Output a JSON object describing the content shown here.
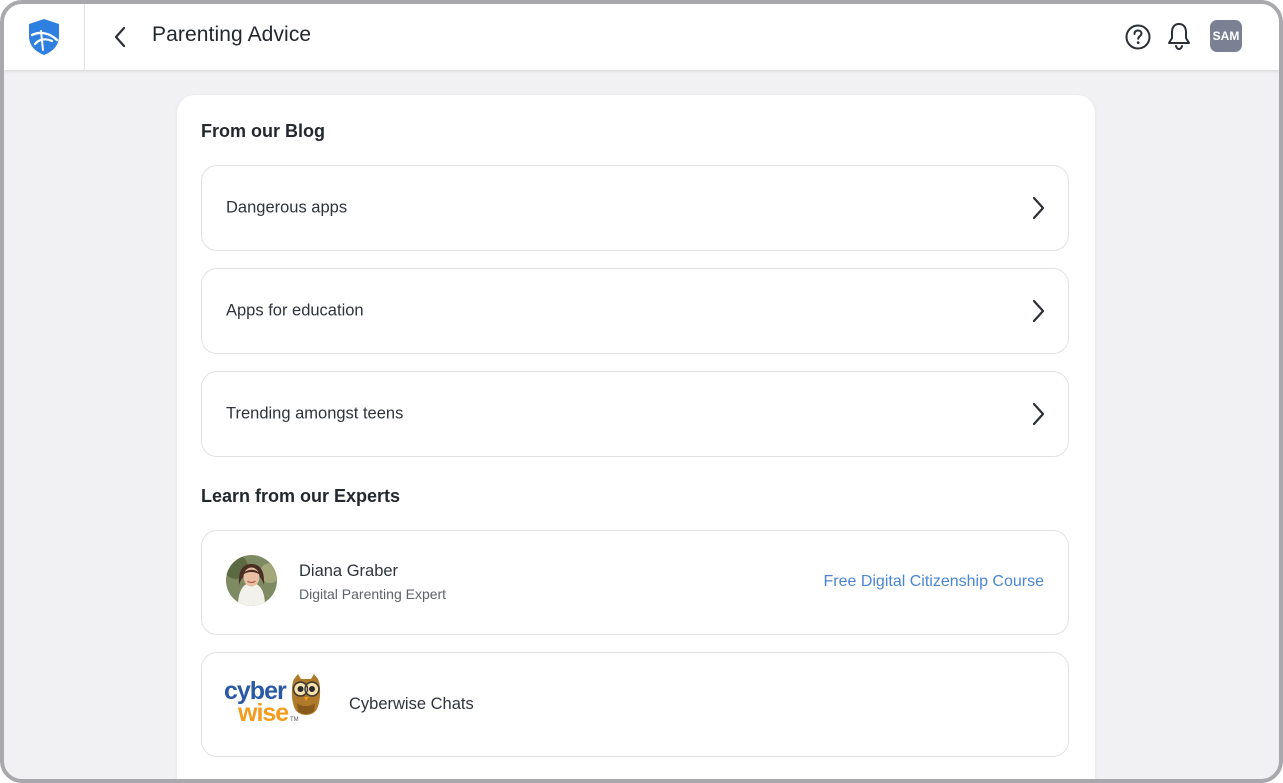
{
  "header": {
    "title": "Parenting Advice",
    "avatar_initials": "SAM",
    "logo_icon": "shield-logo-icon",
    "back_icon": "chevron-left-icon",
    "help_icon": "help-circle-icon",
    "notifications_icon": "bell-icon",
    "brand_color": "#2f7fe0"
  },
  "blog": {
    "title": "From our Blog",
    "items": [
      {
        "label": "Dangerous apps"
      },
      {
        "label": "Apps for education"
      },
      {
        "label": "Trending amongst teens"
      }
    ]
  },
  "experts": {
    "title": "Learn from our Experts",
    "items": [
      {
        "name": "Diana Graber",
        "role": "Digital Parenting Expert",
        "link_label": "Free Digital Citizenship Course",
        "link_color": "#4a86d6"
      },
      {
        "label": "Cyberwise Chats",
        "logo_text_top": "cyber",
        "logo_text_bottom": "wise",
        "logo_trademark": "TM"
      }
    ]
  }
}
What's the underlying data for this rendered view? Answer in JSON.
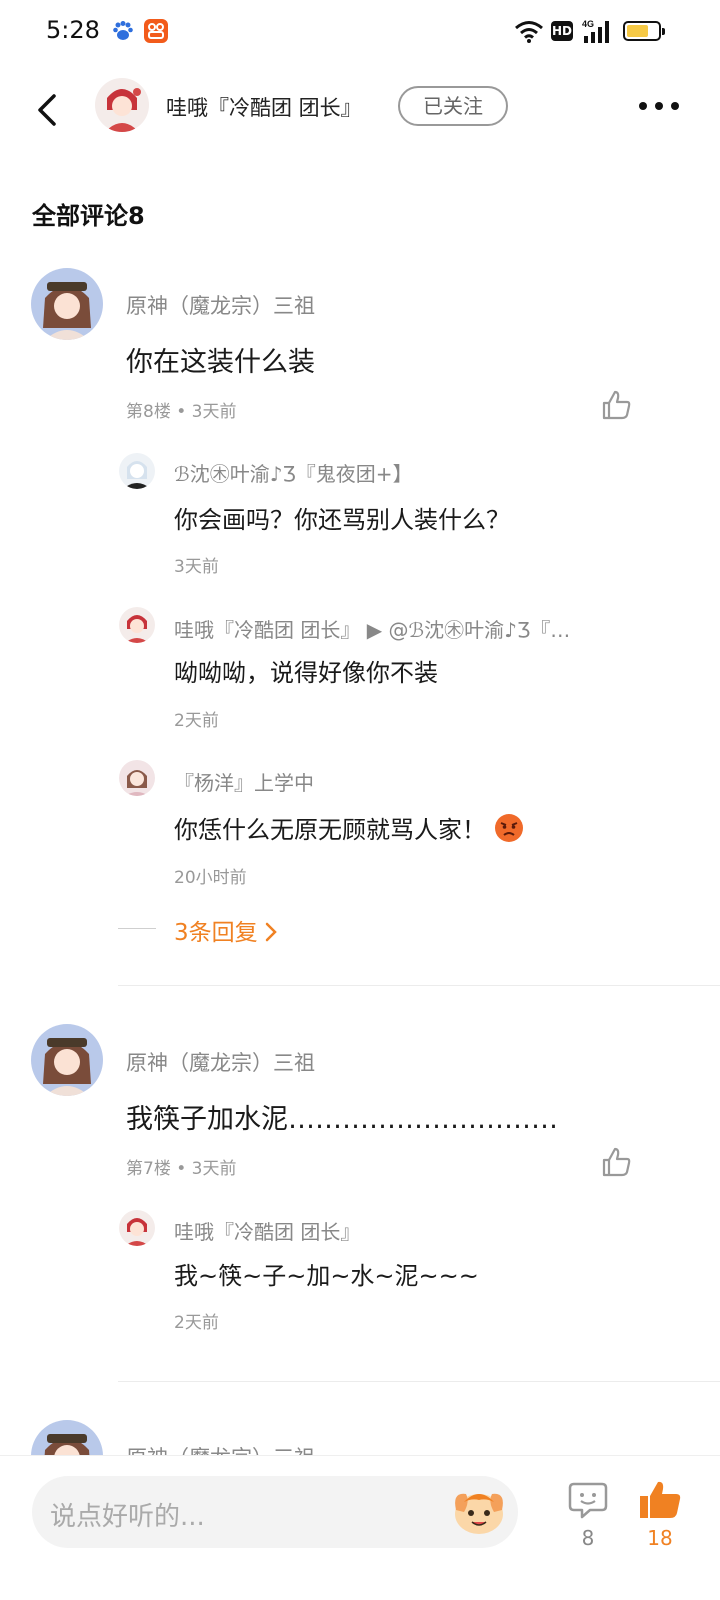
{
  "status_bar": {
    "time": "5:28",
    "hd": "HD",
    "network": "4G",
    "battery_level": 0.7
  },
  "header": {
    "username": "哇哦『冷酷团 团长』",
    "follow_label": "已关注"
  },
  "section_title": "全部评论8",
  "comments": [
    {
      "author": "原神（魔龙宗）三祖",
      "text": "你在这装什么装",
      "meta": "第8楼 • 3天前",
      "replies": [
        {
          "author": "ℬ沈㊍叶渝♪Ʒ『鬼夜团+】",
          "text": "你会画吗？你还骂别人装什么？",
          "time": "3天前"
        },
        {
          "author": "哇哦『冷酷团 团长』 ▶ @ℬ沈㊍叶渝♪Ʒ『…",
          "text": "呦呦呦，说得好像你不装",
          "time": "2天前"
        },
        {
          "author": "『杨洋』上学中",
          "text": "你恁什么无原无顾就骂人家！",
          "time": "20小时前"
        }
      ],
      "more_replies": "3条回复"
    },
    {
      "author": "原神（魔龙宗）三祖",
      "text": "我筷子加水泥…………………………",
      "meta": "第7楼 • 3天前",
      "replies": [
        {
          "author": "哇哦『冷酷团 团长』",
          "text": "我~筷~子~加~水~泥~~~",
          "time": "2天前"
        }
      ]
    },
    {
      "author": "原神（魔龙宗）三祖"
    }
  ],
  "bottom_bar": {
    "placeholder": "说点好听的...",
    "comment_count": "8",
    "like_count": "18"
  },
  "colors": {
    "accent": "#f08122",
    "text": "#1a1a1a",
    "muted": "#888888"
  }
}
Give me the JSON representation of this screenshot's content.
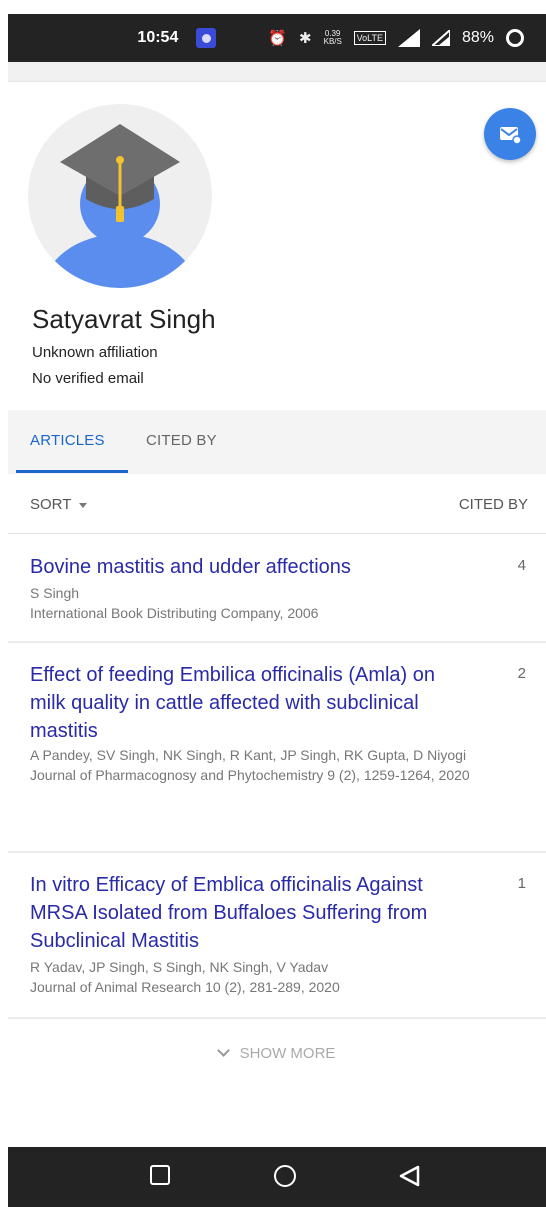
{
  "status_bar": {
    "time": "10:54",
    "battery": "88%",
    "icons": [
      "app-notification-icon",
      "alarm-icon",
      "bluetooth-icon",
      "data-speed-icon",
      "volte-icon",
      "signal-icon",
      "signal-icon-2",
      "battery-ring-icon"
    ],
    "data_speed": "0.39 KB/S",
    "volte": "VoLTE"
  },
  "profile": {
    "name": "Satyavrat Singh",
    "affiliation": "Unknown affiliation",
    "email": "No verified email",
    "follow_icon": "email-follow-icon",
    "avatar_icon": "graduate-avatar-icon"
  },
  "tabs": [
    {
      "label": "ARTICLES",
      "active": true
    },
    {
      "label": "CITED BY",
      "active": false
    }
  ],
  "list_header": {
    "sort_label": "SORT",
    "cited_by_label": "CITED BY"
  },
  "articles": [
    {
      "title": "Bovine mastitis and udder affections",
      "authors": "S Singh",
      "venue": "International Book Distributing Company, 2006",
      "cited_by": "4"
    },
    {
      "title": "Effect of feeding Embilica officinalis (Amla) on milk quality in cattle affected with subclinical mastitis",
      "authors": "A Pandey, SV Singh, NK Singh, R Kant, JP Singh, RK Gupta, D Niyogi",
      "venue": "Journal of Pharmacognosy and Phytochemistry 9 (2), 1259-1264, 2020",
      "cited_by": "2"
    },
    {
      "title": "In vitro Efficacy of Emblica officinalis Against MRSA Isolated from Buffaloes Suffering from Subclinical Mastitis",
      "authors": "R Yadav, JP Singh, S Singh, NK Singh, V Yadav",
      "venue": "Journal of Animal Research 10 (2), 281-289, 2020",
      "cited_by": "1"
    }
  ],
  "show_more_label": "SHOW MORE",
  "colors": {
    "accent": "#1a66c9",
    "title_link": "#2a2aa8",
    "follow_button": "#3b82e6",
    "avatar_body": "#5b8def",
    "avatar_cap": "#6e6e6e",
    "tassel": "#f2c12e"
  },
  "nav_bar": {
    "icons": [
      "recent-apps-icon",
      "home-icon",
      "back-icon"
    ]
  }
}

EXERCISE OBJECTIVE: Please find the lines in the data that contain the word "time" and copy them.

ANSWER BOX:
    "time": "5:28",
          "time": "3天前"
          "time": "2天前"
          "time": "20小时前"
          "time": "2天前"
    "time": "10:54",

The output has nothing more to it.